Assigned task ->
Reproduce the data exactly; no word may be added or dropped.

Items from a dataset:
>>>

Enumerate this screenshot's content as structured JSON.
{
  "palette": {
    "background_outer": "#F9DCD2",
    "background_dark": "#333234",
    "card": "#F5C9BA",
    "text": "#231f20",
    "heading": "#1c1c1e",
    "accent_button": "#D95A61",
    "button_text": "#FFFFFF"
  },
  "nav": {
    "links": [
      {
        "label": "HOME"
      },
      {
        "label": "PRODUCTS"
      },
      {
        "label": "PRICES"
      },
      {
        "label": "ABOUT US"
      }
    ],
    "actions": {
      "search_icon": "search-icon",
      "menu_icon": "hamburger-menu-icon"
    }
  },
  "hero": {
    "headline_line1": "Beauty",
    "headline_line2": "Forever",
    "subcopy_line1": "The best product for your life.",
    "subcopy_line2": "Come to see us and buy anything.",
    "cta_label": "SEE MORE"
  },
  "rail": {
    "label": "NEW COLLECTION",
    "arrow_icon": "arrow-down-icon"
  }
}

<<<

Written answer ->
Enumerate this screenshot's content as structured JSON.
{
  "palette": {
    "background_outer": "#F9DCD2",
    "background_dark": "#333234",
    "card": "#F5C9BA",
    "text": "#231f20",
    "heading": "#1c1c1e",
    "accent_button": "#D95A61",
    "button_text": "#FFFFFF"
  },
  "nav": {
    "links": [
      {
        "label": "HOME"
      },
      {
        "label": "PRODUCTS"
      },
      {
        "label": "PRICES"
      },
      {
        "label": "ABOUT US"
      }
    ],
    "actions": {
      "search_icon": "search-icon",
      "menu_icon": "hamburger-menu-icon"
    }
  },
  "hero": {
    "headline_line1": "Beauty",
    "headline_line2": "Forever",
    "subcopy_line1": "The best product for your life.",
    "subcopy_line2": "Come to see us and buy anything.",
    "cta_label": "SEE MORE"
  },
  "rail": {
    "label": "NEW COLLECTION",
    "arrow_icon": "arrow-down-icon"
  }
}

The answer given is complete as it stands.